“Why is Lahore under siege? Right to peaceful protest is fundamental for democracy,” tweeted Bhutto Zardari, the son of two-time prime minister Benazir Bhutto, who was assassinated at a political rally in 2007.
The country’s media regulator warned local news channels to abstain from airing statements “by political leadership containing defamatory and derogatory content targeting various state institutions specifically judiciary and armed forces”, the regulator said in a statement.
Recent opinion polls suggest that the PML-N is losing its lead nationally to the Pakistan Tehreek-e-Insaf (PTI) party of arch-rival Khan, whose anticorruption message has resonated with many Pakistanis.
After the Supreme Court ousted Sharif last July, the courts barred him from heading the PML-N party he founded.
His brother Shehbaz became PML-N’s president, but Sharif remains the power behind the throne.
Since then, a host of his allies have been either disqualified by the courts, or face corruption cases.
Many PML-N lawmakers have also defected to Khan’s party.
PML-N has also been riven by internal divisions.
Sections of the party oppose Sharif’s combative approach against the army and fear it will turn off voters in a deeply conservative and patriotic Muslim nation of 208mn people.
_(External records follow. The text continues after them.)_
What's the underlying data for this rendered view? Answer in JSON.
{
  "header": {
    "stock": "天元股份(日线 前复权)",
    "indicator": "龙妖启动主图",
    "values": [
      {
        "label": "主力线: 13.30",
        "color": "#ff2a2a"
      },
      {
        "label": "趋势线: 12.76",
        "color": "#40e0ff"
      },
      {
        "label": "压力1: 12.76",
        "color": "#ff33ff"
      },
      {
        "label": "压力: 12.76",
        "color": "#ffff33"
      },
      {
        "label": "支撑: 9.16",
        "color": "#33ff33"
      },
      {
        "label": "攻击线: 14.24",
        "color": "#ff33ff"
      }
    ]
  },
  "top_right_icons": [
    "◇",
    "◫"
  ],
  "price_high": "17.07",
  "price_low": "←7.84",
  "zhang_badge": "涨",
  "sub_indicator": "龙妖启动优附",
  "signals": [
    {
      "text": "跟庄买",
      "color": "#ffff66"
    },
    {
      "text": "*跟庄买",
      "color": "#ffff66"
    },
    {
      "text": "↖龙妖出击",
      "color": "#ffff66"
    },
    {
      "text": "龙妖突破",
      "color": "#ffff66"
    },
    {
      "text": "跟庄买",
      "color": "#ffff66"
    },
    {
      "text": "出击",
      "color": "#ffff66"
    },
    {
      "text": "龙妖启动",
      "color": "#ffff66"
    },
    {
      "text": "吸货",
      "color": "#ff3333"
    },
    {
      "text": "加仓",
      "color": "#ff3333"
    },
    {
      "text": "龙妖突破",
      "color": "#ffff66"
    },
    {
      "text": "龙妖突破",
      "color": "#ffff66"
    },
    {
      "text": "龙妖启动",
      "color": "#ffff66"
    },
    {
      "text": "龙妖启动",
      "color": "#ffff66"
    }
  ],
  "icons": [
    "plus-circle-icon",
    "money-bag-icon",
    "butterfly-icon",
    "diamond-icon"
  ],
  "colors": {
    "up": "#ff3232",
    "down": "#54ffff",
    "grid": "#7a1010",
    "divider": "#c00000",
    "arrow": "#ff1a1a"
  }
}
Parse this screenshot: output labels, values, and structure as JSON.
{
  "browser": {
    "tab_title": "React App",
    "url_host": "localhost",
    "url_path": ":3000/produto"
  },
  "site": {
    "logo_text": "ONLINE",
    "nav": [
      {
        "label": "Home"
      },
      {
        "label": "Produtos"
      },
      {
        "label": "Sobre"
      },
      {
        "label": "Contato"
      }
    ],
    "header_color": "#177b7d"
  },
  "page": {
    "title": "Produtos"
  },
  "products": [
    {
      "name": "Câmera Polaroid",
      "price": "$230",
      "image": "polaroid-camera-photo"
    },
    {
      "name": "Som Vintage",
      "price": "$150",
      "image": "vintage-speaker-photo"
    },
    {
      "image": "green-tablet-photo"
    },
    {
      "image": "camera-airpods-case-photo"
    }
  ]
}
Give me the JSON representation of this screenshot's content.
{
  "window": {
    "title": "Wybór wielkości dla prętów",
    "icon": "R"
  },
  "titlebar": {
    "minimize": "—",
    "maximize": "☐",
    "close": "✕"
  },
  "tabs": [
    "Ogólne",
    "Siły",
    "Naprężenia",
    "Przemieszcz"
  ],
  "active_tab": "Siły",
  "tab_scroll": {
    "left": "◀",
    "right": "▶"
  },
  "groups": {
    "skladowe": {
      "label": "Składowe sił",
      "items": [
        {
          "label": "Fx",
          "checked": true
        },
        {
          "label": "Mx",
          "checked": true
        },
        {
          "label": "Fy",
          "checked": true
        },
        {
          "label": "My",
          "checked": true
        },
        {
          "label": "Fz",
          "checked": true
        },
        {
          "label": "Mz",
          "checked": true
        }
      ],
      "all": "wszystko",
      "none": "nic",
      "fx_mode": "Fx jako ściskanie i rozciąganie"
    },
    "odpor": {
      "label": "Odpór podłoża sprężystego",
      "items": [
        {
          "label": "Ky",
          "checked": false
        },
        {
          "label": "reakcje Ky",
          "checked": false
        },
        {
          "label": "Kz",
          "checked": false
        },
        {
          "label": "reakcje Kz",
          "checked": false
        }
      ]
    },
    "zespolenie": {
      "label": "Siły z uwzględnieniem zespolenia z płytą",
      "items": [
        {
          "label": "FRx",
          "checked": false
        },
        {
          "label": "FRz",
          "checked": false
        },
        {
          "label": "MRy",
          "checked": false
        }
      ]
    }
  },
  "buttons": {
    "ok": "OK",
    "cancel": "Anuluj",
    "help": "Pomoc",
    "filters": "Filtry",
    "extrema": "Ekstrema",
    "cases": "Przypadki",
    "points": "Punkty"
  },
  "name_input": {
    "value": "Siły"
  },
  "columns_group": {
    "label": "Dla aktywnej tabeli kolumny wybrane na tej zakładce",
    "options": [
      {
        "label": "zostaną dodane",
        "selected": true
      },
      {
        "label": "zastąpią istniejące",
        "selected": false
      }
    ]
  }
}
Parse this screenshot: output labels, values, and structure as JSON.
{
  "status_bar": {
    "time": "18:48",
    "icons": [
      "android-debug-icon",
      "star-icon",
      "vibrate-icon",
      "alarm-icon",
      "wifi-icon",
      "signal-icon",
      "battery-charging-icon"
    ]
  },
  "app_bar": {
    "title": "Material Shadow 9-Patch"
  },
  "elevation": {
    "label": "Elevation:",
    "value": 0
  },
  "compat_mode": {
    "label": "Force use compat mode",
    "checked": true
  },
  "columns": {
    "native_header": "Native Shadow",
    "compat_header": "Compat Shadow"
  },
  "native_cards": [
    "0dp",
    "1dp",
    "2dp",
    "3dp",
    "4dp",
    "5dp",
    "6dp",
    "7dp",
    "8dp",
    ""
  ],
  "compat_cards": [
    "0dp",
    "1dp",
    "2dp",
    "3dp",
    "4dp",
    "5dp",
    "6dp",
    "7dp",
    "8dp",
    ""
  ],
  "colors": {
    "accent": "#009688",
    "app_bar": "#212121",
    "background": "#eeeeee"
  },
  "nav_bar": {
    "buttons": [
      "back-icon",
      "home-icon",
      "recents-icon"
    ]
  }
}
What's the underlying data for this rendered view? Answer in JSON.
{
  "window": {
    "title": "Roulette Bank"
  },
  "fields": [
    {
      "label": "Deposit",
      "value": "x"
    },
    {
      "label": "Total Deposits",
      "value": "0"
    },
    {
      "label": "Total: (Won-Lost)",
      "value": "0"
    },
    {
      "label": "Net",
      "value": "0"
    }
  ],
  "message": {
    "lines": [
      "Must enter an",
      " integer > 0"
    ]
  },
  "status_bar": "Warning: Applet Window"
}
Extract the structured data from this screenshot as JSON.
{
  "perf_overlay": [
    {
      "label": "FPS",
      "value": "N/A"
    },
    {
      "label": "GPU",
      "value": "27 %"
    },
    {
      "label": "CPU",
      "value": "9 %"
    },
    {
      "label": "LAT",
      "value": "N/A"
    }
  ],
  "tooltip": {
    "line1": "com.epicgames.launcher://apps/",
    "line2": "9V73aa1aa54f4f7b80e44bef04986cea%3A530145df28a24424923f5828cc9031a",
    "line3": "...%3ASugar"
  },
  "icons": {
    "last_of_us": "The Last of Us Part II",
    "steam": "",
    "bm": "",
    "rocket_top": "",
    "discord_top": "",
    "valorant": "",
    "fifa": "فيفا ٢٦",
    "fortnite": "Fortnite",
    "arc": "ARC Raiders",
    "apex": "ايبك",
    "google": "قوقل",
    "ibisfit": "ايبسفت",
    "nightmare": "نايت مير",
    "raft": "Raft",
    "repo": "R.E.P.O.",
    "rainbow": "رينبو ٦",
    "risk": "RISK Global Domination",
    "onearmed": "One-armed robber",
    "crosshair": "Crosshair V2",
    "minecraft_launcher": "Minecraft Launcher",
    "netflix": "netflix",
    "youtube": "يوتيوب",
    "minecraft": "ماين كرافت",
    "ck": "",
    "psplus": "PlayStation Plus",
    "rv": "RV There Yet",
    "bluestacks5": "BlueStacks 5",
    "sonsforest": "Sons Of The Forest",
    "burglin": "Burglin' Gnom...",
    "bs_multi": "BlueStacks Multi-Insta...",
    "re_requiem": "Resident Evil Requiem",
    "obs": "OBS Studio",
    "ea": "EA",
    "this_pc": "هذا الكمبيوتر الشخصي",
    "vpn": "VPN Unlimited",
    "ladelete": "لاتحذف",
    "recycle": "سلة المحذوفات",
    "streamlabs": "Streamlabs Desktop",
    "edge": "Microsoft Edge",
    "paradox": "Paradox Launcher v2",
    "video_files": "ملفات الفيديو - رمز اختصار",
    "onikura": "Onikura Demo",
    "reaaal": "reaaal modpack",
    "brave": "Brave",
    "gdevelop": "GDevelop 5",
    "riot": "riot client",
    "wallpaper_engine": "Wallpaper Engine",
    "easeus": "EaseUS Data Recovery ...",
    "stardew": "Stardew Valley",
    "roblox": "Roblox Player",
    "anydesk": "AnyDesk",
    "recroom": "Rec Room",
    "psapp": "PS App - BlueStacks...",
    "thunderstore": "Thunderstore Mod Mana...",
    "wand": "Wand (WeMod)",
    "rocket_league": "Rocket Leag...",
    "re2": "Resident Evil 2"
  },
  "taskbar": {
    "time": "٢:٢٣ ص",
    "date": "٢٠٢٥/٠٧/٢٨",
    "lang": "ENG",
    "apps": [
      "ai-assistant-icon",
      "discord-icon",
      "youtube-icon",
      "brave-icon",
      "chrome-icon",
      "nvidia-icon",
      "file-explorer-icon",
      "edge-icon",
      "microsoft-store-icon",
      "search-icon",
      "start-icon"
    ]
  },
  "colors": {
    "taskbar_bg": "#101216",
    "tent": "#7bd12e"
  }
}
PML-N supporters in Karachi chant slogans against the arrest of fellow supporters in Lahore, who were on their way to welcome Nawaz Sharif and his daughter Maryam.
Sharif and his daughter Maryam boarding the Lahore-bound flight at Abu Dhabi International Airport.